Advertisers "have a responsibility not to advertise in any way adjacent to self-harm and other concerning content," added Josh Golin, the Executive Director of Fairplay, a nonprofit that fights marketing to children. "If TikTok is incapable or unwilling to stop putting their ads next to that content, they should pull their ads."

Congress has taken note of social media's effects on teens' mental health. The issue drew more attention last month after a former Facebook employee leaked documents that showed it knew Instagram was harmful to teen girls.

"The stakes here are incredibly high — studies have found that eating disorders have one of the highest mortality rates of any mental illness," Sen. Tammy Baldwin (D-WI) told Raw Story in a statement. "I have worked in the Senate in a bipartisan way to ensure Americans can access treatment services for eating disorders, but more must be done to protect our kids from being exposed to content on social media platforms, whether it's TikTok, Facebook, or Instagram, that glorifies and promotes eating disorders."

Congressman Gus Bilirakis (R-FL), the Republican leader for the House Subcommittee on Consumer Protection and Commerce, joined three other Republicans last week in writing to TikTok's CEO demanding TikTok produce any research it has conducted on teens' mental health.

"The Big Tech industry continues to actively prioritize profits over the well-being of our children," Rep. Bilirakis (R-FL) said. "They've consistently proven they won't do the right thing unless required and I am deeply troubled by the relationship many of these companies have with China. We must hold them accountable by enacting common sense protections."

In September, the UK began enforcing a law requiring social media companies to employ "age appropriate design" when serving content to young users. Social media's teen-focused critics see it as a model. Two days before the bill went into effect, Instagram began requiring users to enter their birthday and introduced changes that limit advertisers' targeting of minors. Following the law's passage, TikTok announced it would stop sending push notifications in the evening to young teens, and YouTube said it would disable auto-play settings for children and add bedtime reminders.

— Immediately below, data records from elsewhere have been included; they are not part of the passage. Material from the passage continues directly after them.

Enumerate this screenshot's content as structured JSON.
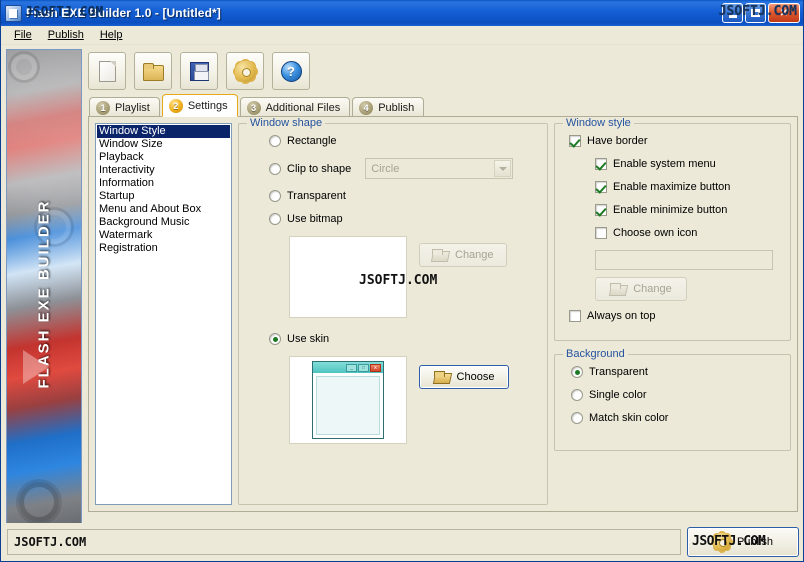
{
  "window": {
    "title": "Flash EXE Builder 1.0 - [Untitled*]",
    "app_icon": "app-icon",
    "controls": {
      "minimize": "–",
      "maximize": "□",
      "close": "✕"
    }
  },
  "watermark": {
    "text": "JSOFTJ.COM"
  },
  "menubar": {
    "items": [
      {
        "label": "File"
      },
      {
        "label": "Publish"
      },
      {
        "label": "Help"
      }
    ]
  },
  "banner": {
    "text": "FLASH EXE BUILDER"
  },
  "toolbar": {
    "buttons": [
      {
        "name": "new-document-icon",
        "label": "New"
      },
      {
        "name": "open-folder-icon",
        "label": "Open"
      },
      {
        "name": "save-floppy-icon",
        "label": "Save"
      },
      {
        "name": "settings-gear-icon",
        "label": "Settings"
      },
      {
        "name": "help-question-icon",
        "label": "Help"
      }
    ]
  },
  "tabs": [
    {
      "num": "1",
      "label": "Playlist",
      "active": false
    },
    {
      "num": "2",
      "label": "Settings",
      "active": true
    },
    {
      "num": "3",
      "label": "Additional Files",
      "active": false
    },
    {
      "num": "4",
      "label": "Publish",
      "active": false
    }
  ],
  "settings_list": {
    "items": [
      "Window Style",
      "Window Size",
      "Playback",
      "Interactivity",
      "Information",
      "Startup",
      "Menu and About Box",
      "Background Music",
      "Watermark",
      "Registration"
    ],
    "selected": "Window Style"
  },
  "window_shape": {
    "title": "Window shape",
    "options": [
      {
        "label": "Rectangle",
        "selected": false
      },
      {
        "label": "Clip to shape",
        "selected": false
      },
      {
        "label": "Transparent",
        "selected": false
      },
      {
        "label": "Use bitmap",
        "selected": false
      },
      {
        "label": "Use skin",
        "selected": true
      }
    ],
    "shape_combo": {
      "value": "Circle",
      "enabled": false
    },
    "bitmap_change_button": {
      "label": "Change",
      "enabled": false
    },
    "skin_choose_button": {
      "label": "Choose",
      "enabled": true
    }
  },
  "window_style": {
    "title": "Window style",
    "options": [
      {
        "label": "Have border",
        "checked": true
      },
      {
        "label": "Enable system menu",
        "checked": true
      },
      {
        "label": "Enable maximize button",
        "checked": true
      },
      {
        "label": "Enable minimize button",
        "checked": true
      },
      {
        "label": "Choose own icon",
        "checked": false
      },
      {
        "label": "Always on top",
        "checked": false
      }
    ],
    "icon_path_value": "",
    "icon_change_button": {
      "label": "Change",
      "enabled": false
    }
  },
  "background": {
    "title": "Background",
    "options": [
      {
        "label": "Transparent",
        "selected": true
      },
      {
        "label": "Single color",
        "selected": false
      },
      {
        "label": "Match skin color",
        "selected": false
      }
    ]
  },
  "statusbar": {
    "text": "JSOFTJ.COM",
    "publish_button": "Publish"
  },
  "colors": {
    "titlebar_blue": "#1561d6",
    "panel_beige": "#ece9d8",
    "group_title_blue": "#2553a0",
    "accent_orange": "#e6a817",
    "selection_blue": "#0a246a",
    "check_green": "#1c7a22",
    "skin_teal": "#4fc3c0"
  }
}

Democrats have introduced similar legislation aimed at protecting users under 16. The so-called KIDS Act would ban auto-play settings for young teens and prohibit websites from amplifying violent or inappropriate content.

In lieu of legislation, however, critics say TikTok and advertisers have the most power to effect change.

"Advertiser pushback is probably where we're going to see the greatest opportunity to change this," Dr. Zerwas said. "It's really important that advertisers consider this and really be thinking carefully about whether they want a 'Got Milk' campaign to be associated with feeding tubes."

Bridget Todd, the activist, said she was cautiously optimistic.

"I really believe that there is time for TikTok to get this right," Todd said. "I'm genuinely excited to see where things land. The question is whether TikTok is going to rise to that opportunity to be a healthier space for youth."

John Byrne holds direct investments in Softbank, one of TikTok's early investors; Simon Property Group, a 37.5% owner of Forever 21; Alphabet, the owner of Google and YouTube; Facebook; Microsoft; Alibaba; and Tencent. Historically, he has been a donor to Democratic and Republican candidates for Congress, with the majority of his donations made to Democrats. He is the founder of Raw Story.